Damn good match up until that horrible referee both in the end. Satoshi Kojima had to dig way deep and find something, anything that would be enough to defeat Tanahashi. It took multiple lariats but he finally did it. The upset was great to see and the crowd was MOLTEN hot for it.
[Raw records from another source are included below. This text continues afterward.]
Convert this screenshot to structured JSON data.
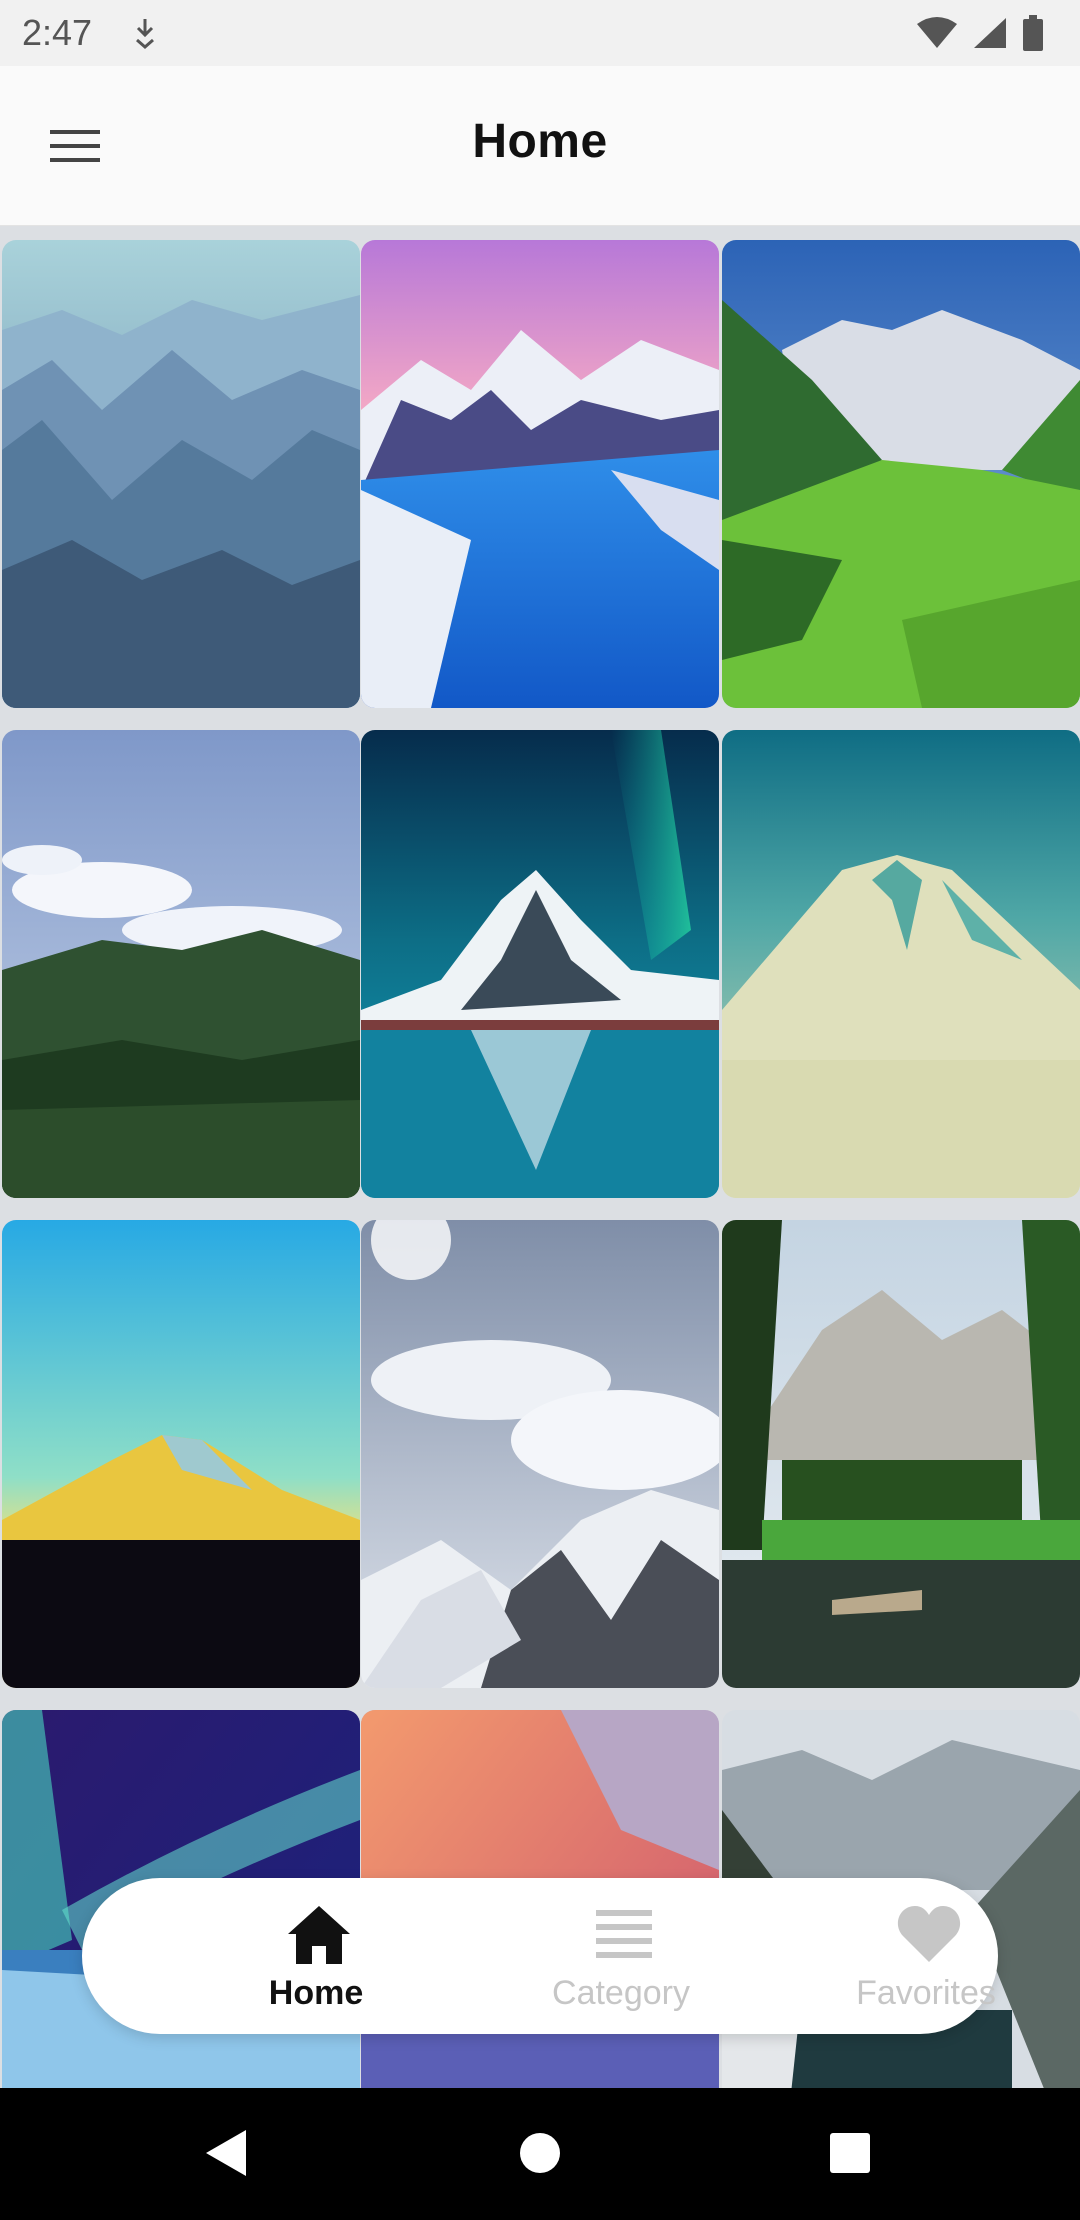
{
  "status_bar": {
    "time": "2:47",
    "icons": [
      "download-icon",
      "wifi-icon",
      "signal-icon",
      "battery-icon"
    ]
  },
  "app_bar": {
    "title": "Home",
    "menu_icon": "hamburger-menu-icon"
  },
  "wallpapers": [
    {
      "name": "blue-misty-mountains"
    },
    {
      "name": "pink-sky-fjord"
    },
    {
      "name": "green-alpine-valley"
    },
    {
      "name": "cloudy-green-hills"
    },
    {
      "name": "aurora-reflection-mountain"
    },
    {
      "name": "teal-volcano"
    },
    {
      "name": "fuji-sunrise"
    },
    {
      "name": "snowy-cloud-peaks"
    },
    {
      "name": "forest-lake-mountain"
    },
    {
      "name": "aurora-frozen-lake"
    },
    {
      "name": "pink-glow-peak"
    },
    {
      "name": "rocky-snow-valley"
    }
  ],
  "bottom_nav": {
    "items": [
      {
        "label": "Home",
        "icon": "home-icon",
        "active": true
      },
      {
        "label": "Category",
        "icon": "category-list-icon",
        "active": false
      },
      {
        "label": "Favorites",
        "icon": "heart-icon",
        "active": false
      }
    ]
  },
  "system_nav": [
    "back-icon",
    "home-circle-icon",
    "recents-square-icon"
  ],
  "colors": {
    "active_nav": "#111111",
    "inactive_nav": "#c6c6c6",
    "app_bar_bg": "#fafafa",
    "status_bar_bg": "#f1f1f1"
  }
}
Kind of surprising to see Prince Devitt in the G1 since it’s traditionally a heavyweight tournament and he is the IWGP Jr. Heavyweight Champion here. Kazuchika Okada holds the IWGP Heavyweight Title at this time. A few weeks before this, they met for the Heavyweight Title and Okada came out on top. Their first time locking up is won out by Okada. An irritated Devitt chooses to get in a cheap kick to take Okada down. Things move outside because a G1 match isn’t complete without that. Devitt sits Okada by the guardrail before running and dropkicking him. Inside, Devitt nails a loud chop and wears down Okada. Devitt makes a mistake by going high risk, eating an uppercut and DDT for his troubles. Okada nails the top rope elbow and RAINMAKER POSE! Devitt avoids the signature dropkick, hitting one of his own in the corner. They start exchanging forearms in the middle of the ring. Devitt nails Bloody Sunday, but it’s not enough. Okada comes back with a Tombstone and tries the Rainmaker but Devitt pulls the official in the way. This allows Bad Luck Fale to get in the ring and attack Okada. Gedo hops in to hit Fale with a chair but it has no effect. Fale puts him down with ease and then plants Okada with a Samoan drop. The referee is up as Devitt gets two on a rollup with a handful of tights. Okada hits the big dropkick but Devitt avoids the Rainmaker. He sends Okada into the ropes, where Fale levels him with a chair. Bloody Sunday hits and Devitt gets the W.
A solid enough match, but it didn’t have a big main event feel. Since Okada beat Devitt in their title match shortly before this, I kind of expected Devitt to even the score here. The interference makes sense but was a bit much here with the ref bump, two moves from Fale and Gedo all coming into play.
Overall: This was a solid show as a whole. Nothing outside of Nagata/Suzuki was must see, but most of the show was strong. Kojima/Tanahashi was reaching greatness levels until the lame finish. I wouldn’t say any of the matches were bad and it was an easy watch in the end. There are ten matches on the show, seven of which get at least three stars and none clock in under two.
Prince Devitt 2 points
Satoshi Kojima 2 points
Katsuyori Shibata 2 points
Togi Makabe 2 points
Lance Archer 2 points
Hiroshi Tanahashi 0 points
Kazuchika Okada 0 points
Tomohiro Ishii 0 points
Davey Boy Smith Jr. 0 points
Hirooki Goto 0 points
Karl Anderson 2 points
Kota Ibushi 2 points
Yuji Nagata 2 points
Shelton X Benjamin 2 points
Yujiro Takahashi 2 points
Shinsuke Nakamura 0 points
Tetsuya Naito 0 points
Minoru Suzuki 0 points
Toru Yano 0 points
Hiroyoshi Tenzan 0 points